Because of this live virus element, the ACAM2000 vaccine is more likely to cause reactions in patients, a key reason why it’s not being opted for everyday vaccination in the US at the moment. 


In June, the National Institute for Communicable Diseases (NICD) identified the first case of monkeypox in South Africa, with two other individuals having since been diagnosed. 

The World Health Organisation says that raising awareness about the various risk factors and prevention measures is the main prevention strategy, for now. The NICD in South Africa has clearly stated that mass vaccination is not currently on the cards.


Should the SA government decide to pull the trigger on a vaccination campaign, what are the steps to ensure that these vaccines are stored and transported according to cold chain requirements? 

Generally, vaccines can be grouped into those that can stand a certain amount of heat and those that require sub-zero temperatures. 

The most common smallpox/monkeypox vaccine, Jynneos, falls into the broader category of vaccines that requires temperatures between 2 and 8°C after it has thawed, and can be stored in this environment for up to eight weeks. When frozen, the vaccine must be kept at temperatures between -25 and -15°C. 

The CDC recommends that these vaccines are stored in a purpose-built refrigerator or freezer with a digital data logger to monitor the temperature of the storage unit, which should be done daily. 
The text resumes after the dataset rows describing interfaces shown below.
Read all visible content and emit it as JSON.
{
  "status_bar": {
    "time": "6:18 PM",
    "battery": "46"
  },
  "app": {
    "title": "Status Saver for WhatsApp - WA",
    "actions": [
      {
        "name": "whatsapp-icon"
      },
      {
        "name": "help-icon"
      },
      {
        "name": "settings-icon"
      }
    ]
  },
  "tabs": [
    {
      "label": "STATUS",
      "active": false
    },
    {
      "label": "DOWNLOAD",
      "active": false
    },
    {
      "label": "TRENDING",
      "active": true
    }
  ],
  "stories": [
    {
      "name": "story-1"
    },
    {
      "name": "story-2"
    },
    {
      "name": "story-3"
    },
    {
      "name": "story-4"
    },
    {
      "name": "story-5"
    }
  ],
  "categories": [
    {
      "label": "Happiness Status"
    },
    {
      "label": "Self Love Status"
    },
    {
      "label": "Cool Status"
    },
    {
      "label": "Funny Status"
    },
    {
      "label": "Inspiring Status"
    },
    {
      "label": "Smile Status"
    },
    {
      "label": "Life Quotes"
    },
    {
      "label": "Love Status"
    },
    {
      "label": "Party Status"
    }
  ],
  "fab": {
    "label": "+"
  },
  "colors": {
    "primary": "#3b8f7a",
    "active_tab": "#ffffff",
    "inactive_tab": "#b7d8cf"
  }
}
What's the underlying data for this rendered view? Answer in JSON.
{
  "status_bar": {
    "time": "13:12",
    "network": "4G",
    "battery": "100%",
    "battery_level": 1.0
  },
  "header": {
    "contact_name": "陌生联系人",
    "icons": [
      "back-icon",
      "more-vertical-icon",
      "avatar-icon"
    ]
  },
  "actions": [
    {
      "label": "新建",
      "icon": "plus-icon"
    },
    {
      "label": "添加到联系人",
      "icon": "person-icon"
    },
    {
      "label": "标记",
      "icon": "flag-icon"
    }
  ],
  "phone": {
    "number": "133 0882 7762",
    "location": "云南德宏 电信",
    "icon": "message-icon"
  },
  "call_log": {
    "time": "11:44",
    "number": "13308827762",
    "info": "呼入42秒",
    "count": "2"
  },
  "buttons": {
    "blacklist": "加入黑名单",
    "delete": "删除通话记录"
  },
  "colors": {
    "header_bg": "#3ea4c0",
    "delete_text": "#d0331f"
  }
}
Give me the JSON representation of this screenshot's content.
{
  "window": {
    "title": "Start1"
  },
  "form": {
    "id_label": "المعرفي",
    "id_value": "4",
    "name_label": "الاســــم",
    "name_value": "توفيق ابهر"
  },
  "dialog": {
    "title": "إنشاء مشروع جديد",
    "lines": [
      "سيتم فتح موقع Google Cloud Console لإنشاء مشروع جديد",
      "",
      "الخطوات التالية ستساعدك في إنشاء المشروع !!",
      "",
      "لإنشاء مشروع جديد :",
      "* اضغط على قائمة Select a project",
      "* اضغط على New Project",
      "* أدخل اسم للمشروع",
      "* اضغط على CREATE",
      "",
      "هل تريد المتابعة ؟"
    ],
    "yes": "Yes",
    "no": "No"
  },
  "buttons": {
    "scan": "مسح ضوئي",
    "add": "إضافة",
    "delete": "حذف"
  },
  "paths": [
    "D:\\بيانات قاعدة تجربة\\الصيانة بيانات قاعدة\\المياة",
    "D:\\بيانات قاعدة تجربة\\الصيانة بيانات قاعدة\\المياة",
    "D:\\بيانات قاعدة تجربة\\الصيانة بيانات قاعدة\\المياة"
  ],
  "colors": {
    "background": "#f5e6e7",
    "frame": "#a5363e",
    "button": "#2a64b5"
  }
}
Contact PharmaScout today to help you meet the vaccine storage and monitoring requirements.

Get in touch today!